October 1942: Men of the 2/33rd Australian Infantry Battalion marching through the small village of Nauro on their way through the Owen Stanley Ranges to Kokoda. Note each man has a long stick with which to gain assistance in climbing the steep slopes of the Owen Stanleys. (AWM 027068)
October 1942: A comprehensive view from a high point on the Track over the Owen Stanley Ranges near Nauro, looking directly in the direction of Kokoda. The valley is the Nauro Valley, through which the Brown River runs. The plateau immediately behind is Menari and on to Efogi, while in the distance are the Kokoda and Gap ranges. (AWM 027083)
Efogi North, mid-October 1942. The tents of 2/4th Field Ambulance are set up at a temporary camp on a partially cleared slope in the jungle. The unit was delayed here for a day in its progress by the need to perform an emergency arm amputation. While basic, the work of such Field Ambulance units saved many lives in the campaign. (AWM P02423.011)
Probably Efogi North. Members of the surgical team of the 2/4th Field Ambulance perform an operation in the tent that serves as the operating theatre at the unit's Main Dressing Station (MDS). Left to right: VX39117 Captain (Capt) Douglas Robert Leslie, the surgeon; NX454 Lieutenant Colonel Arthur Francis Hobson, the unit CO, who is assisting Capt Leslie; NX34655 Capt Alan Oliver Watson, the unit Dental Officer, who is administering the general anaesthetic. The work of the medical units was usually undertaken in such conditions, and at times they too needed to shelter from Japanese air raids. (AWM P02424.032)
The Track treated all equally. Here the Padre of the 2/33rd Australian Infantry Battalion washes his shorts in the Brown River. The Padres and other logistical units encountered the same conditions as the troops they supported. Padres provided spiritual and more earthly contributions (such as food and water) to their well-being along the Track. (AWM 027066)

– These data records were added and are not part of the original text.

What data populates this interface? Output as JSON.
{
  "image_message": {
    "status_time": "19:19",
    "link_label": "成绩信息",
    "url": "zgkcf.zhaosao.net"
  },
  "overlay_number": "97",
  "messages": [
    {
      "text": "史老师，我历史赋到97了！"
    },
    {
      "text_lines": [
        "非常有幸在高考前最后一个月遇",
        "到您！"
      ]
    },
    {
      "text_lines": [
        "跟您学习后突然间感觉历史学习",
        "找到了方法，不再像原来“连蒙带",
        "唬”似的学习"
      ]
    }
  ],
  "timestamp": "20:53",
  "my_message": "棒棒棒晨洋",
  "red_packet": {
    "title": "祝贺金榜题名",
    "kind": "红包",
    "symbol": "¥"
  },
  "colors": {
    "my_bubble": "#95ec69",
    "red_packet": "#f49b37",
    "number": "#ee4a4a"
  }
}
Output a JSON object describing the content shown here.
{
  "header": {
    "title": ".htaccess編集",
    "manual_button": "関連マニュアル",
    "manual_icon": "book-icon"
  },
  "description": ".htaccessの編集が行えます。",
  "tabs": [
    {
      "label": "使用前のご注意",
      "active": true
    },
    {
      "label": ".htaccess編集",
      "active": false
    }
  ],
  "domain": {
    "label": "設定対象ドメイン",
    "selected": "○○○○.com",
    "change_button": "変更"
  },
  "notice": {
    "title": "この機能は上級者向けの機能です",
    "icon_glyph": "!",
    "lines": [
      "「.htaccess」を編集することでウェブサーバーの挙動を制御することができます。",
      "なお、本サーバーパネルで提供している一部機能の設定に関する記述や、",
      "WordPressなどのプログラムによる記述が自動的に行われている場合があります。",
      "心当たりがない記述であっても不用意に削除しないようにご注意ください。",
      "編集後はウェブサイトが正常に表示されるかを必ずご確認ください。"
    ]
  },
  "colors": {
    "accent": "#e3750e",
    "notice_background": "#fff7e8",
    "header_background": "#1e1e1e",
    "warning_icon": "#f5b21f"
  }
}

Three mates in the 2/14 Battalion: from left VX15291(later Sergeant) Charles Harry Fitzpatrick, VX14096 Lieutenant (later Captain) Claude Charles Purvis Nye and VX17103 (later Sergeant) Herbert Phillip Warman, all of the 2/14 Battalion. The three men enlisted in Victoria in May 1940. Captain Nye was killed in action on 8 September 1942, aged 25, leading one of the counterattacks at Efogi. Sergeant Warman was presumed killed in action on 9 September 1942, aged 23. Sergeant Fitzpatrick returned to Australia, and was discharged from the army in January 1944. (AWM P06551.003)